[[ DATA EXCERPTS, beginning ]]

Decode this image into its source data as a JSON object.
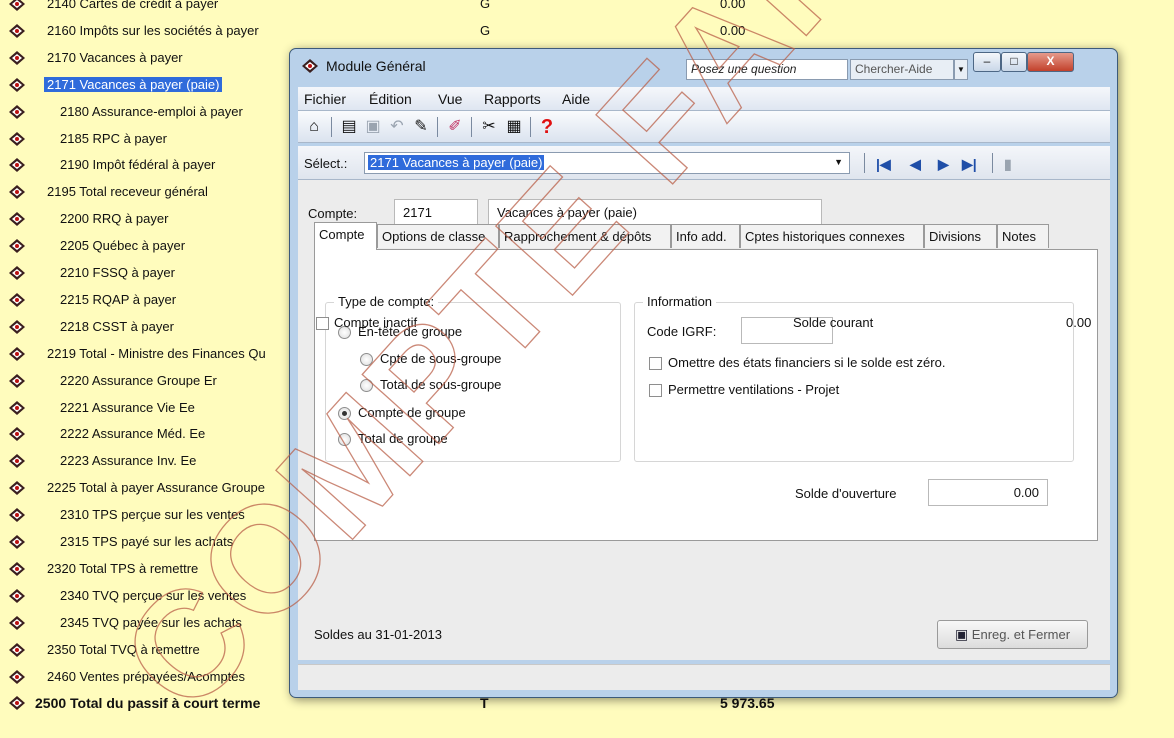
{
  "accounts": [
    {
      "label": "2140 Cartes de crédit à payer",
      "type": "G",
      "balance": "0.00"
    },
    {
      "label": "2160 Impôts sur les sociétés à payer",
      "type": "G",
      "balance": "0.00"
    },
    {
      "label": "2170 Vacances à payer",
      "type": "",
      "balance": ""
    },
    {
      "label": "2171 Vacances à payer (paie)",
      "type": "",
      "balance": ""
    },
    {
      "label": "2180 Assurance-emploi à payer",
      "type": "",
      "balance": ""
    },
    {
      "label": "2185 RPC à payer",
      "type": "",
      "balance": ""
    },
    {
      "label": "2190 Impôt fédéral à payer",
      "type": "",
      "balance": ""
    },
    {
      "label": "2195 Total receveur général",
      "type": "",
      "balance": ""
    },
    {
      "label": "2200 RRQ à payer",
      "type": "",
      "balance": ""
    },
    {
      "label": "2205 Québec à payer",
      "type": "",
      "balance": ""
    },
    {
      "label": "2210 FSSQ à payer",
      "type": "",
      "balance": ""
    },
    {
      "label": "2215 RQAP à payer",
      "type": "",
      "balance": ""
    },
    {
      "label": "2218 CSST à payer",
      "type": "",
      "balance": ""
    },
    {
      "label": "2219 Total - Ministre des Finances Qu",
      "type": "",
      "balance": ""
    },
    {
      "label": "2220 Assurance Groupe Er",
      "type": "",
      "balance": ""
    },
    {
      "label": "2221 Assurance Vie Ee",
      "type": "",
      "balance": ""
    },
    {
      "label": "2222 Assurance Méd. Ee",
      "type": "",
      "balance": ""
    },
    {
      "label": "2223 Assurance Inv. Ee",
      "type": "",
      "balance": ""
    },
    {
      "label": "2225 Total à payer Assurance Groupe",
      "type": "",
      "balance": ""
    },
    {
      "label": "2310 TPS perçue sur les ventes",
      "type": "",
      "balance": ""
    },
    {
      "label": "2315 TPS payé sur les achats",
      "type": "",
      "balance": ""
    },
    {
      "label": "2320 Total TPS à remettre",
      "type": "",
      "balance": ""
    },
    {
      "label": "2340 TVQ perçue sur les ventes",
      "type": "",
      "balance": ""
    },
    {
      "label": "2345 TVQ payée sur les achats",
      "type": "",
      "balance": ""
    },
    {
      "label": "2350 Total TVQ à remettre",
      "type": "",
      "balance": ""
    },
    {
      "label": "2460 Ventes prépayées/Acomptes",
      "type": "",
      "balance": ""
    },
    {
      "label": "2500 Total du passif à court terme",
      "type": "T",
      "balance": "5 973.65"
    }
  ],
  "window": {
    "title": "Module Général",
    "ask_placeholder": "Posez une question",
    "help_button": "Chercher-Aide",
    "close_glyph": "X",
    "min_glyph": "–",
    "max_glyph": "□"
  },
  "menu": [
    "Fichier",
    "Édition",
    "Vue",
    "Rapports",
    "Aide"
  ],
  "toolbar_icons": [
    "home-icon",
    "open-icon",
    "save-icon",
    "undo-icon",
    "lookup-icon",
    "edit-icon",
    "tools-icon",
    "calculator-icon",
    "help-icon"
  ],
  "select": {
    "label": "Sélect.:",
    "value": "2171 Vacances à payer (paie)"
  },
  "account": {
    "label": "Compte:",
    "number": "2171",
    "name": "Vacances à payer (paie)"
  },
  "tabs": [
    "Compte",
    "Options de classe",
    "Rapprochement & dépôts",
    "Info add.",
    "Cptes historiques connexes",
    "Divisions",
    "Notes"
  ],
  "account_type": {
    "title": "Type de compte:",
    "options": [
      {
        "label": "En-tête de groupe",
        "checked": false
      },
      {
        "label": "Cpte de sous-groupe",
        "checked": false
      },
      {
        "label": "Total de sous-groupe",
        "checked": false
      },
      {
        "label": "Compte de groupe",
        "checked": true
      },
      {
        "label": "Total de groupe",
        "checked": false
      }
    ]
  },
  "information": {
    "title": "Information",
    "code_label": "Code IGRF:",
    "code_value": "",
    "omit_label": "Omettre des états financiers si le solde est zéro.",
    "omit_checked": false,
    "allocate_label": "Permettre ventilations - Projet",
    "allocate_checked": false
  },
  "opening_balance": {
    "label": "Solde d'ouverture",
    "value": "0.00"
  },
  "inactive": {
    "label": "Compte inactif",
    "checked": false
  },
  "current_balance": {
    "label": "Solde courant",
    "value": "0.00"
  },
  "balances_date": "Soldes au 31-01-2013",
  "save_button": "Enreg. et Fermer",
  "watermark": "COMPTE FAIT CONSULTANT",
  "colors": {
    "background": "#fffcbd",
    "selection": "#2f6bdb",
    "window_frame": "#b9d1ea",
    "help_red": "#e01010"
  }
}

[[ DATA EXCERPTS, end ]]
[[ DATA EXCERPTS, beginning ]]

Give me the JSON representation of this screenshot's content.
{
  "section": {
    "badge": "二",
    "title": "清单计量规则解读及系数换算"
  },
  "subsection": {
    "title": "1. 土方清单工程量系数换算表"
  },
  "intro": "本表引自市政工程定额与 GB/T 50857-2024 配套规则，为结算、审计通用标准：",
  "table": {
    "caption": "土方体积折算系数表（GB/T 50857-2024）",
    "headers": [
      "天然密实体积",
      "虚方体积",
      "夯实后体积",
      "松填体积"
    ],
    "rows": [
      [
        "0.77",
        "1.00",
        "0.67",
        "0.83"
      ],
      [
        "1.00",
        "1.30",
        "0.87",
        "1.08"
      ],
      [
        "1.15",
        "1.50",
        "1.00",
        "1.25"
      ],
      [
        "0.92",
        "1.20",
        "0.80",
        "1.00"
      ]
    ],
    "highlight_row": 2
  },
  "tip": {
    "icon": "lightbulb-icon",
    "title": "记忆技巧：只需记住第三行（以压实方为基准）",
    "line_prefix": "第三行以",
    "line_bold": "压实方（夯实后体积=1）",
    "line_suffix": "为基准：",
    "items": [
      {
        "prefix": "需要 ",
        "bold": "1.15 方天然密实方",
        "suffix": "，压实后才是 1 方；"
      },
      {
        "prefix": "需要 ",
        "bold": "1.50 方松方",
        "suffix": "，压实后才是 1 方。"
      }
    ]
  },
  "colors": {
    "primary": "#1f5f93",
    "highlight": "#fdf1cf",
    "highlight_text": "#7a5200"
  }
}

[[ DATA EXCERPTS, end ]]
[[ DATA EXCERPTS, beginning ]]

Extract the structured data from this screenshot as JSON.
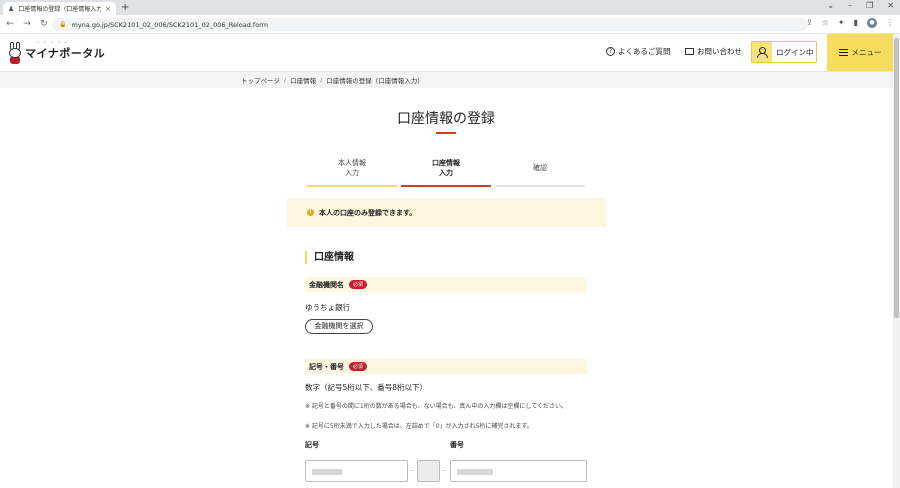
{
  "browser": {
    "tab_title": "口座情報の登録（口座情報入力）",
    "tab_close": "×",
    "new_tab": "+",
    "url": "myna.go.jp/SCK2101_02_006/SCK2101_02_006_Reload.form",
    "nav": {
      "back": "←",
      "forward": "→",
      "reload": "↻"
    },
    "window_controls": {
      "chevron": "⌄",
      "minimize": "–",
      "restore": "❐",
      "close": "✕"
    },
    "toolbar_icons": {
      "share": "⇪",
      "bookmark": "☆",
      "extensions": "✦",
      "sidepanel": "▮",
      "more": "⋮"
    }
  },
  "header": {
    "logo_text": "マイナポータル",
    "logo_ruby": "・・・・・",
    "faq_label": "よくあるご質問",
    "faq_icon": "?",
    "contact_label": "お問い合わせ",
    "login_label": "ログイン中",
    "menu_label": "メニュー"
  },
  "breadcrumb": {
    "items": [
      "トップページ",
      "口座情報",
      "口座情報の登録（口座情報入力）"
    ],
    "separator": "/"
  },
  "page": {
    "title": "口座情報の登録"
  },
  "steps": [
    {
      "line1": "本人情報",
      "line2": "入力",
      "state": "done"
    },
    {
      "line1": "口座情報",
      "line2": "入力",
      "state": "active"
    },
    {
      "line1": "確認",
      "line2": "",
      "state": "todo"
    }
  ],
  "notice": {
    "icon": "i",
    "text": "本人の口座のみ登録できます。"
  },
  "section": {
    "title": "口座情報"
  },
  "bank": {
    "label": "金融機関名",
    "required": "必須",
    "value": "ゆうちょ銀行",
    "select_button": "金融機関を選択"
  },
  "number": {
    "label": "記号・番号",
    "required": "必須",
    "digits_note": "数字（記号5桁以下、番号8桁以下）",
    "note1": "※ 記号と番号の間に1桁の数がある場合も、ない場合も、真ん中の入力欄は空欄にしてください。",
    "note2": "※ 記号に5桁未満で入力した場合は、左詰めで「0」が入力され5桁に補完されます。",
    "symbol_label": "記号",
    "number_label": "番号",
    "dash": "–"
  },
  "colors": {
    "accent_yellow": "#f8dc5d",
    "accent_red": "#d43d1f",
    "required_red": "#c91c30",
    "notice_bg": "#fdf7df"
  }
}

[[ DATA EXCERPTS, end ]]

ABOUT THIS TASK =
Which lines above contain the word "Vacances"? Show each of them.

ANSWER BELOW =
      "label": "2170 Vacances à payer",
      "label": "2171 Vacances à payer (paie)",
    "value": "2171 Vacances à payer (paie)"
    "name": "Vacances à payer (paie)"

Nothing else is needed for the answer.